**TASK PROMPT**: Your task is to copy every line of the records below that contains "JSON".

**MATERIALS PROVIDED**:
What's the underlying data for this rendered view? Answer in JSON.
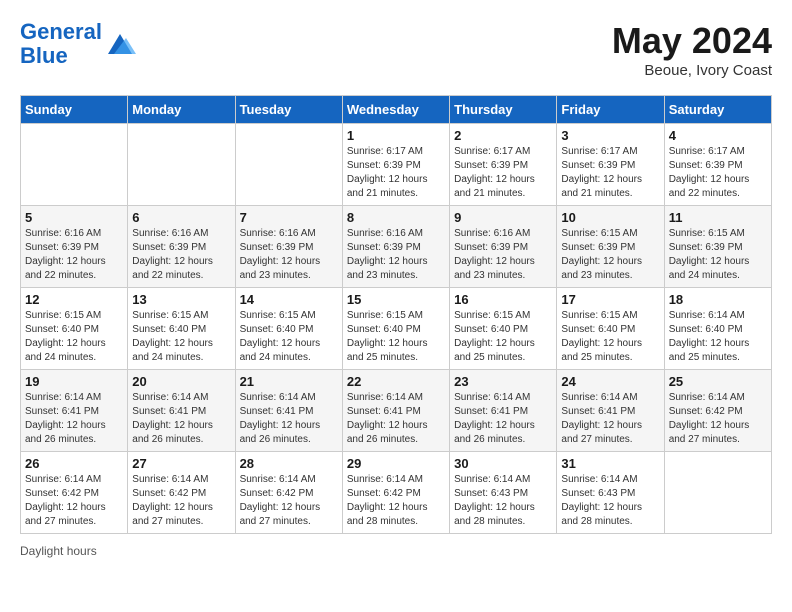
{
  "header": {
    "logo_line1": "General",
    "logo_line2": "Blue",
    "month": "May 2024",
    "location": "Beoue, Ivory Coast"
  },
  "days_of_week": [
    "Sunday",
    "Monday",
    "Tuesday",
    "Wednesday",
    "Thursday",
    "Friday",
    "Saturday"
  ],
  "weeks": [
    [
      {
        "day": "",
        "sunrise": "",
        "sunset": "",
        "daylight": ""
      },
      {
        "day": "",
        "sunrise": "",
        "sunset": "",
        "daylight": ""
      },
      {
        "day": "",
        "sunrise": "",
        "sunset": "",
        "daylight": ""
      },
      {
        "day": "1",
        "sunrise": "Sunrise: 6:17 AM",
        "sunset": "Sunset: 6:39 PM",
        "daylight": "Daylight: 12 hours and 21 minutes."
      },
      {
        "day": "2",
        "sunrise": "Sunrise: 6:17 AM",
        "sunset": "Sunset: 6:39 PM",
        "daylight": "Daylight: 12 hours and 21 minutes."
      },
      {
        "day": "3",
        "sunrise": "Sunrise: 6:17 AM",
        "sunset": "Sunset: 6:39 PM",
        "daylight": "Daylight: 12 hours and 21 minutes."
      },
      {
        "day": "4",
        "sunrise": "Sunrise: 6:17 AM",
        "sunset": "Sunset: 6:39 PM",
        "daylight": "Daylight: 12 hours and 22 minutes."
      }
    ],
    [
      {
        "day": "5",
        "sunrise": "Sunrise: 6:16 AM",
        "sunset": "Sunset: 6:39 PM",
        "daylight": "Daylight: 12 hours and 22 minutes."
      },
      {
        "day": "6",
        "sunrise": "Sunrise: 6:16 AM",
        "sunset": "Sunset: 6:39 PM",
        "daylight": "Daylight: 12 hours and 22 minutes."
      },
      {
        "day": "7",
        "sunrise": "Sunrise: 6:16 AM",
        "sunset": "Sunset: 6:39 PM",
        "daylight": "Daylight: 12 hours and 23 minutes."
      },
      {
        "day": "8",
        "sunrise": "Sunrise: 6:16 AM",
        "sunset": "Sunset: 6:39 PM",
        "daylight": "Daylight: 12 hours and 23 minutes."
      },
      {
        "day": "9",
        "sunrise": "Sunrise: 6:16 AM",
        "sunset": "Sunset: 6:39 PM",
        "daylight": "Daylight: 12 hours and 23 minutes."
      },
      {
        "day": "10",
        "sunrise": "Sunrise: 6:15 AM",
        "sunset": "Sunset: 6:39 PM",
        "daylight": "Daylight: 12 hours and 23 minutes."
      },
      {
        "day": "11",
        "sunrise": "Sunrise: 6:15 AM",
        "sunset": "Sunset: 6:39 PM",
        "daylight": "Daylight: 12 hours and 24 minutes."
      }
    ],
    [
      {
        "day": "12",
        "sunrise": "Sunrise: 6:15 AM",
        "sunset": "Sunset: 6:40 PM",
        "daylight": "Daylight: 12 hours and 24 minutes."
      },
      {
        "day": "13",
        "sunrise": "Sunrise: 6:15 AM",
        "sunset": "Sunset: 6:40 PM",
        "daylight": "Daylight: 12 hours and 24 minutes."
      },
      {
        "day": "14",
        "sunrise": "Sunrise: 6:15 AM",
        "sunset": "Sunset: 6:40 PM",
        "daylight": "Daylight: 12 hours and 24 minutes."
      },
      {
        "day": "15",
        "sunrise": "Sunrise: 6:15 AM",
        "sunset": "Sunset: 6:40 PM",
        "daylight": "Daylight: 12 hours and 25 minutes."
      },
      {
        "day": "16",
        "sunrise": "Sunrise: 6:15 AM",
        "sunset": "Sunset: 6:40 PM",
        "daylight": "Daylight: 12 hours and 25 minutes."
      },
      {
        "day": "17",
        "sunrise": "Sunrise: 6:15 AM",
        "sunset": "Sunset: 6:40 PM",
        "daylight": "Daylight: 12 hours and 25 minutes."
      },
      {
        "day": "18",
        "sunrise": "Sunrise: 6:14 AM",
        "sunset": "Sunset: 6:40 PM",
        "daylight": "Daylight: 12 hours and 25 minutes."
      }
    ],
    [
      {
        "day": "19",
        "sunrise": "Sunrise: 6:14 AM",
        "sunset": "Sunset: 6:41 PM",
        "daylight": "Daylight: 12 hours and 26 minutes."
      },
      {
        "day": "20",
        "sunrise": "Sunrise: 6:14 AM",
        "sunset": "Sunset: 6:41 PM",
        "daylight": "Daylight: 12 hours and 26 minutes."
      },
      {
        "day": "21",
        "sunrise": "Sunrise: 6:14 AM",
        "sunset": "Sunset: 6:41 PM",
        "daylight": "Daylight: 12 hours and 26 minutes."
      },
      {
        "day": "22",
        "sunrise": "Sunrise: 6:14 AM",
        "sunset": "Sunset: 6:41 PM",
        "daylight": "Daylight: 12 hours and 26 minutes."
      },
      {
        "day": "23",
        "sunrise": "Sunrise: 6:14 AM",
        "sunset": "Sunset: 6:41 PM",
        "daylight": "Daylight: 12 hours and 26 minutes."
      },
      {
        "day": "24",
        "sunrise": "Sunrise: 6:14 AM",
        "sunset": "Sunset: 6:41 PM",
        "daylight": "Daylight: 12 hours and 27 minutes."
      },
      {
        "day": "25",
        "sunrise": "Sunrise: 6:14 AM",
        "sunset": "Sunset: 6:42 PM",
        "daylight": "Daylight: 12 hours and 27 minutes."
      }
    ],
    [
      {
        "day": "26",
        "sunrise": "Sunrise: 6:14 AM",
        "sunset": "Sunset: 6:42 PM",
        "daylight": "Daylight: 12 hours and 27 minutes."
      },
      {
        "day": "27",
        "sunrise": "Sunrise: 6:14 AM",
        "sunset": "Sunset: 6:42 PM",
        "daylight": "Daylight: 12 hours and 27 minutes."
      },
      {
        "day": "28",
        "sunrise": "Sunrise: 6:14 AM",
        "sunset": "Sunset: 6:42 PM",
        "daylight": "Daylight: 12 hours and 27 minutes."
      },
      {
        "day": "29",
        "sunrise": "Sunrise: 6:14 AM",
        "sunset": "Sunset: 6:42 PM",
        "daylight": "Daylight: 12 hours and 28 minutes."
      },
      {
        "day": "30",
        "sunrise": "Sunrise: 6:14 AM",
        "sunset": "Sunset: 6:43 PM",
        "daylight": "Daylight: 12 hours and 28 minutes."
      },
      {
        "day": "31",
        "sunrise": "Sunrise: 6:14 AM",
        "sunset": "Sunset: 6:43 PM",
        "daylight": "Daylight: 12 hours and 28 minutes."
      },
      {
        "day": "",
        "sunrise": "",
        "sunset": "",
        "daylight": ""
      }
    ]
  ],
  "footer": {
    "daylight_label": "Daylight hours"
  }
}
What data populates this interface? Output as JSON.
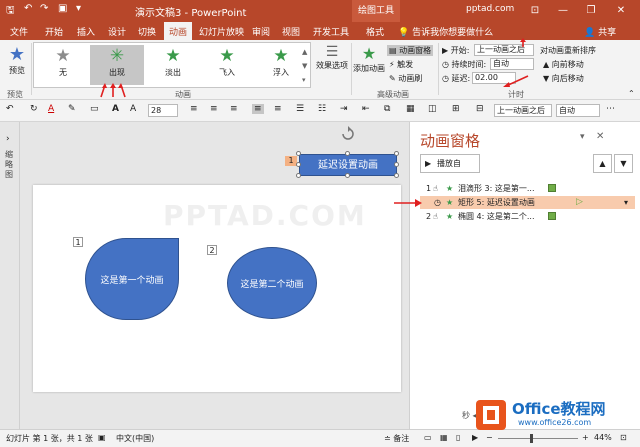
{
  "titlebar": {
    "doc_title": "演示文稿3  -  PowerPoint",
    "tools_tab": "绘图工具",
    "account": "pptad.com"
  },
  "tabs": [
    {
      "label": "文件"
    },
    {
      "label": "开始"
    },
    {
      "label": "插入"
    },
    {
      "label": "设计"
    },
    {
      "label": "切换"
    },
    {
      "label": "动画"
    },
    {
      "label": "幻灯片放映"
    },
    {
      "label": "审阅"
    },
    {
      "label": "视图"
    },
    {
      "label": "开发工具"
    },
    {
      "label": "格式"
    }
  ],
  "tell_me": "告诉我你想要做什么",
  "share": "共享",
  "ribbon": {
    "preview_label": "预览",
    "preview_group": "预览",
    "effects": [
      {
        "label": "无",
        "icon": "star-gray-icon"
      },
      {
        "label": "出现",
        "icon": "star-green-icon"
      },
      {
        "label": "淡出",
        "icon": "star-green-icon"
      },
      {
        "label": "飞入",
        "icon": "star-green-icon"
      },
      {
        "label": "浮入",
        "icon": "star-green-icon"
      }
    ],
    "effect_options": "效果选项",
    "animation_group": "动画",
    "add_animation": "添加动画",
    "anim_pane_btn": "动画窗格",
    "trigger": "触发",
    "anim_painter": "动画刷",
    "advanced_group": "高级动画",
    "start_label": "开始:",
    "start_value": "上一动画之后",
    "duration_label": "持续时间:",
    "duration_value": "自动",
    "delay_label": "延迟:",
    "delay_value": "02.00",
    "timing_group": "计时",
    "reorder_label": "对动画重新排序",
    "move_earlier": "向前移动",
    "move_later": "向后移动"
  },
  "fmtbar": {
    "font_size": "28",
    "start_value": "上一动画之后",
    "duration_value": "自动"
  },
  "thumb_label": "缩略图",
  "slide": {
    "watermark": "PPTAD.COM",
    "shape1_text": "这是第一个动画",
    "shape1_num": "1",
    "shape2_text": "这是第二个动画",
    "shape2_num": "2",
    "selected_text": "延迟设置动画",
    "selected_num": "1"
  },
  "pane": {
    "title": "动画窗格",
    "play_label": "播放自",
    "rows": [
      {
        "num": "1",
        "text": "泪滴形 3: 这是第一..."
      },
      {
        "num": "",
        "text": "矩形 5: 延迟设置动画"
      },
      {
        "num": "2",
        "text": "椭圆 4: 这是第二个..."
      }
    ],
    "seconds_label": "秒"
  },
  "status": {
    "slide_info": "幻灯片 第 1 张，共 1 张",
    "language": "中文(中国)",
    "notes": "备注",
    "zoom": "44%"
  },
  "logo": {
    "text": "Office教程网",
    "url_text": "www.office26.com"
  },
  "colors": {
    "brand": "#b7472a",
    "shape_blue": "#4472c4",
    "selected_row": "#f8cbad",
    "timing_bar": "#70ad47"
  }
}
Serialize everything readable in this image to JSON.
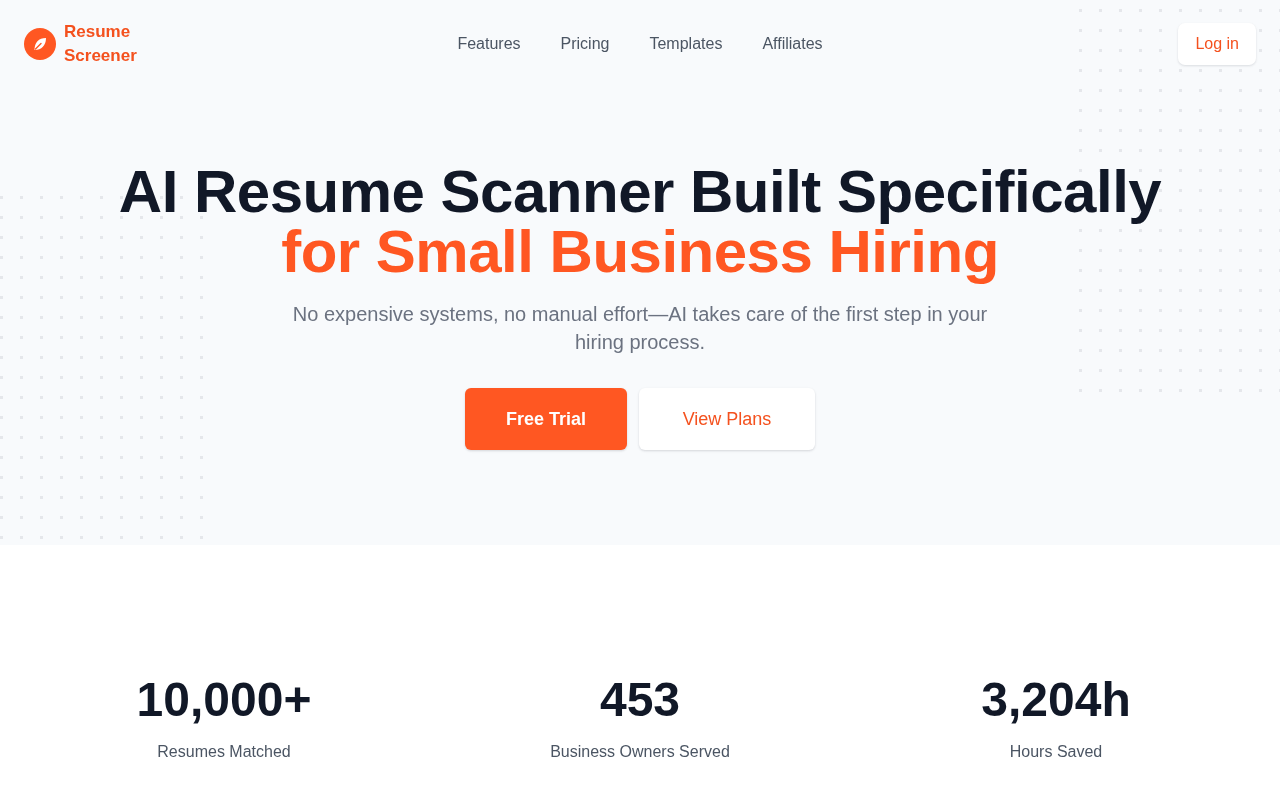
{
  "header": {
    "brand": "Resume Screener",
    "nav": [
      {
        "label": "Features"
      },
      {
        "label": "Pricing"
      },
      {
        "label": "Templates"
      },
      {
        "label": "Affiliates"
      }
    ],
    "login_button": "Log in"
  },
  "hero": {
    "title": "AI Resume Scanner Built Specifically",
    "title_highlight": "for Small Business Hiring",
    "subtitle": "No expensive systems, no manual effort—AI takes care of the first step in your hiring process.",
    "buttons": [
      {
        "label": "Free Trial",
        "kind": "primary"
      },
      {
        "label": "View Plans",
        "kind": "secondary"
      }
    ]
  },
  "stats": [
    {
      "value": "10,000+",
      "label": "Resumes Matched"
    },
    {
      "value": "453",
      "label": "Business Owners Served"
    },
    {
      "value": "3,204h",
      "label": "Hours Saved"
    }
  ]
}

**FINISHED TASK**:
What's the underlying data for this rendered view? Answer in JSON.
What data populates this interface? Output as JSON.
Serialize everything readable in this image to JSON.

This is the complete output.